Fascinating early map of Virginia, which appeared in the 1743 edition of Jan Frederick Gronovius' Flora Virginica Exhibens Plantas Quas V.C. Johnnes Clayton in Virginia.
The map covers the lower part of the Chesapeake, up to the mouth of the Patuxent river and from the Atlantic to the Alleghany Mountains. The actual maker of the map is not known. The map documents Clayton's travels, "which show that he was seldom north of the Rappahannock or south of the James, and that his knowledge of the mountains did not extend beyond the Blue Ridge. He was thorough, however, in his exploration of the middle Tidewater districts, and recent botanical work shows that as a field botanist he was more astute than has been realized." (DAB).

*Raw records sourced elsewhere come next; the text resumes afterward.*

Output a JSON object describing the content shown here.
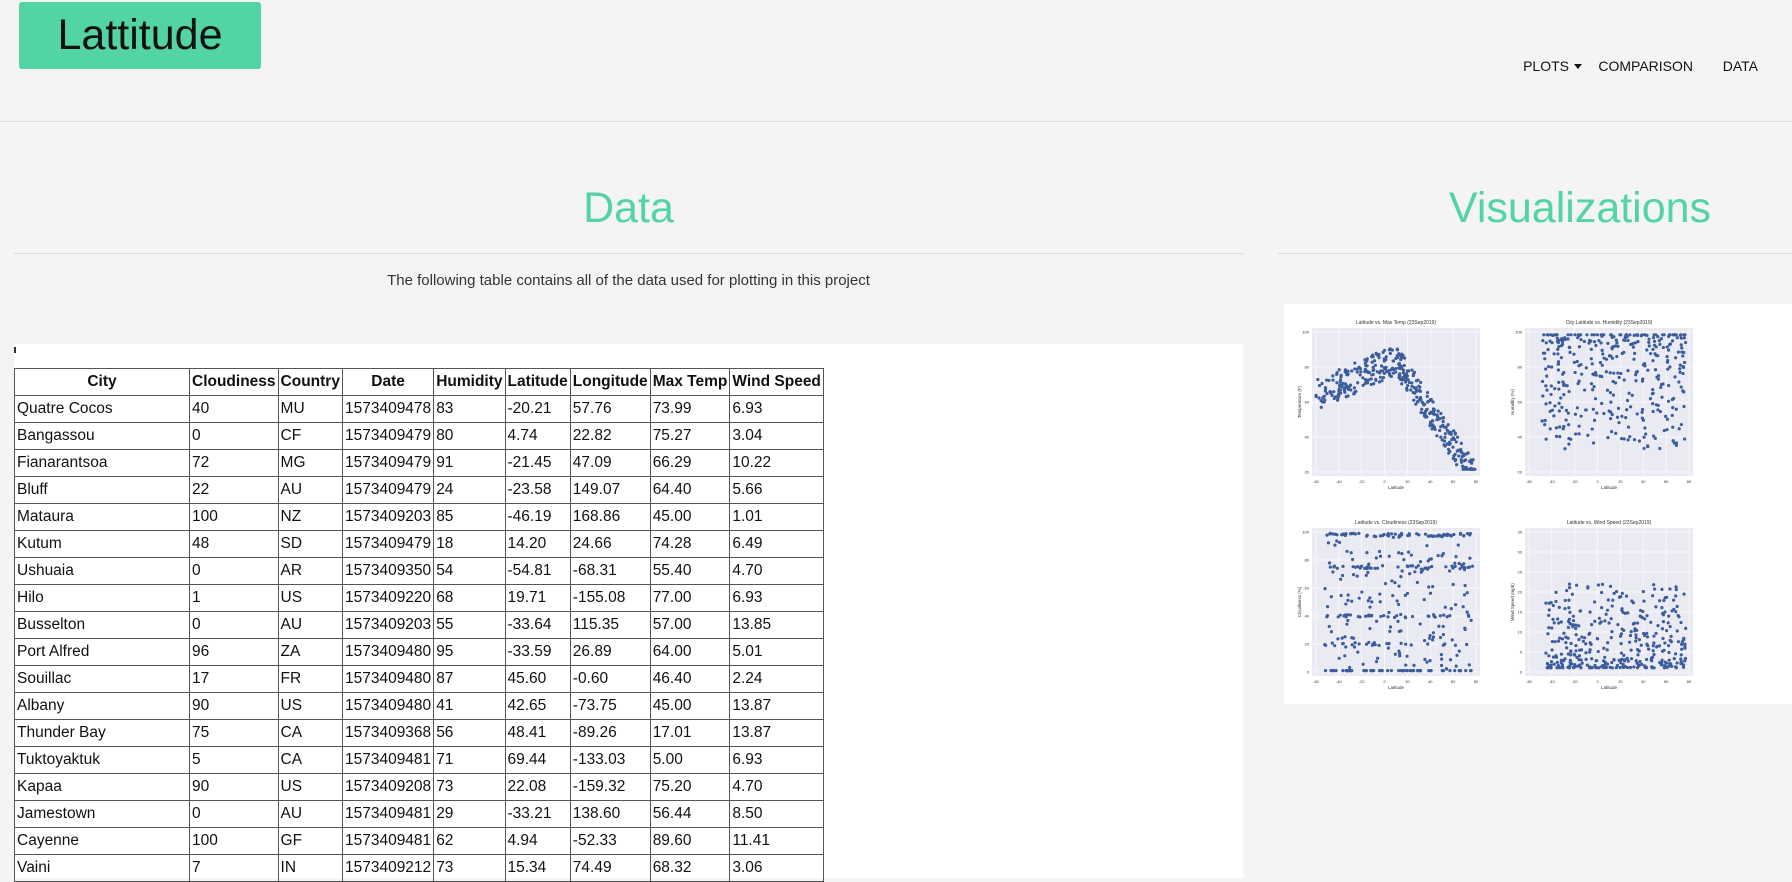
{
  "nav": {
    "brand": "Lattitude",
    "items": [
      {
        "label": "PLOTS",
        "dropdown": true
      },
      {
        "label": "COMPARISON",
        "dropdown": false
      },
      {
        "label": "DATA",
        "dropdown": false
      }
    ]
  },
  "data_section": {
    "heading": "Data",
    "description": "The following table contains all of the data used for plotting in this project"
  },
  "viz_section": {
    "heading": "Visualizations",
    "plots": [
      {
        "title": "Latitude vs. Max Temp (23Sep2019)",
        "xlabel": "Latitude",
        "ylabel": "Temperature (F)",
        "y_ticks": [
          "100",
          "80",
          "60",
          "40",
          "20"
        ]
      },
      {
        "title": "City Latitude vs. Humidity (23Sep2019)",
        "xlabel": "Latitude",
        "ylabel": "Humidity (%)",
        "y_ticks": [
          "100",
          "80",
          "60",
          "40",
          "20"
        ]
      },
      {
        "title": "Latitude vs. Cloudiness (23Sep2019)",
        "xlabel": "Latitude",
        "ylabel": "Cloudiness (%)",
        "y_ticks": [
          "100",
          "80",
          "60",
          "40",
          "20",
          "0"
        ]
      },
      {
        "title": "Latitude vs. Wind Speed (23Sep2019)",
        "xlabel": "Latitude",
        "ylabel": "Wind Speed (mph)",
        "y_ticks": [
          "35",
          "30",
          "25",
          "20",
          "15",
          "10",
          "5",
          "0"
        ]
      }
    ],
    "x_ticks": [
      "-60",
      "-40",
      "-20",
      "0",
      "20",
      "40",
      "60",
      "80"
    ],
    "point_color": "#3c5d9c"
  },
  "table": {
    "columns": [
      "City",
      "Cloudiness",
      "Country",
      "Date",
      "Humidity",
      "Latitude",
      "Longitude",
      "Max Temp",
      "Wind Speed"
    ],
    "rows": [
      [
        "Quatre Cocos",
        "40",
        "MU",
        "1573409478",
        "83",
        "-20.21",
        "57.76",
        "73.99",
        "6.93"
      ],
      [
        "Bangassou",
        "0",
        "CF",
        "1573409479",
        "80",
        "4.74",
        "22.82",
        "75.27",
        "3.04"
      ],
      [
        "Fianarantsoa",
        "72",
        "MG",
        "1573409479",
        "91",
        "-21.45",
        "47.09",
        "66.29",
        "10.22"
      ],
      [
        "Bluff",
        "22",
        "AU",
        "1573409479",
        "24",
        "-23.58",
        "149.07",
        "64.40",
        "5.66"
      ],
      [
        "Mataura",
        "100",
        "NZ",
        "1573409203",
        "85",
        "-46.19",
        "168.86",
        "45.00",
        "1.01"
      ],
      [
        "Kutum",
        "48",
        "SD",
        "1573409479",
        "18",
        "14.20",
        "24.66",
        "74.28",
        "6.49"
      ],
      [
        "Ushuaia",
        "0",
        "AR",
        "1573409350",
        "54",
        "-54.81",
        "-68.31",
        "55.40",
        "4.70"
      ],
      [
        "Hilo",
        "1",
        "US",
        "1573409220",
        "68",
        "19.71",
        "-155.08",
        "77.00",
        "6.93"
      ],
      [
        "Busselton",
        "0",
        "AU",
        "1573409203",
        "55",
        "-33.64",
        "115.35",
        "57.00",
        "13.85"
      ],
      [
        "Port Alfred",
        "96",
        "ZA",
        "1573409480",
        "95",
        "-33.59",
        "26.89",
        "64.00",
        "5.01"
      ],
      [
        "Souillac",
        "17",
        "FR",
        "1573409480",
        "87",
        "45.60",
        "-0.60",
        "46.40",
        "2.24"
      ],
      [
        "Albany",
        "90",
        "US",
        "1573409480",
        "41",
        "42.65",
        "-73.75",
        "45.00",
        "13.87"
      ],
      [
        "Thunder Bay",
        "75",
        "CA",
        "1573409368",
        "56",
        "48.41",
        "-89.26",
        "17.01",
        "13.87"
      ],
      [
        "Tuktoyaktuk",
        "5",
        "CA",
        "1573409481",
        "71",
        "69.44",
        "-133.03",
        "5.00",
        "6.93"
      ],
      [
        "Kapaa",
        "90",
        "US",
        "1573409208",
        "73",
        "22.08",
        "-159.32",
        "75.20",
        "4.70"
      ],
      [
        "Jamestown",
        "0",
        "AU",
        "1573409481",
        "29",
        "-33.21",
        "138.60",
        "56.44",
        "8.50"
      ],
      [
        "Cayenne",
        "100",
        "GF",
        "1573409481",
        "62",
        "4.94",
        "-52.33",
        "89.60",
        "11.41"
      ],
      [
        "Vaini",
        "7",
        "IN",
        "1573409212",
        "73",
        "15.34",
        "74.49",
        "68.32",
        "3.06"
      ]
    ]
  }
}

The first edition of the first Virginia flora. The first part of this work appeared in 1739 and there exists a handful of copies of only the first part with that date. The second part was published in 1743 at which time a cancel title page was issued for the first part, the sheets of which were reissued, not reprinted.
Gronovius' work, based on Clayton's specimens, comprised the first systematic flora of Virginia and was responsible for establishing many new genera. "John Clayton came to Virginia in 1705, where his father was attorney general. Clayton had an estate on the Piankatank River in Mathews County, spent much time in collecting Virginia plants, and discussed them with J.F. and L.T. Gronovius, Linnaeus, Kalm, Collinson, and Bartram.
John Clayton was a botanist and the clerk of Gloucester County (ca. 1720-1773). Born and educated in England, he first appears in colonial records in 1720 as the Gloucester County clerk, a position he held for more than fifty years. He owned a tobacco plantation and more than thirty slaves, and by 1735 was regularly providing naturalists such as Mark Catesby and John Frederick Gronovius with botanical specimens to be identified. Clayton himself identified and was the first to name the genus Agastache, a group of perennial, flowering herbs. In 1737, the Swedish botanist Carolus Linnaeus named the wildflowers of the genus Claytonia in Clayton's honor. During this same time period, Clayton compiled for Gronovius a Catalogue of Herbs, Fruits, and Trees Native to Virginia, which Gronovius translated into Latin and published as Flora Virginica, without Clayton's permission, in 1739. This and subsequent editions were the first, and until the mid-twentieth century, the only compilations of Virginia's native plants. Clayton was elected to the American Philosophical Society (1743), the Swedish Royal Academy of Science (1747), and the Virginian Society for the Promotion of Usefull Knowledge (1773), of which he was the first president.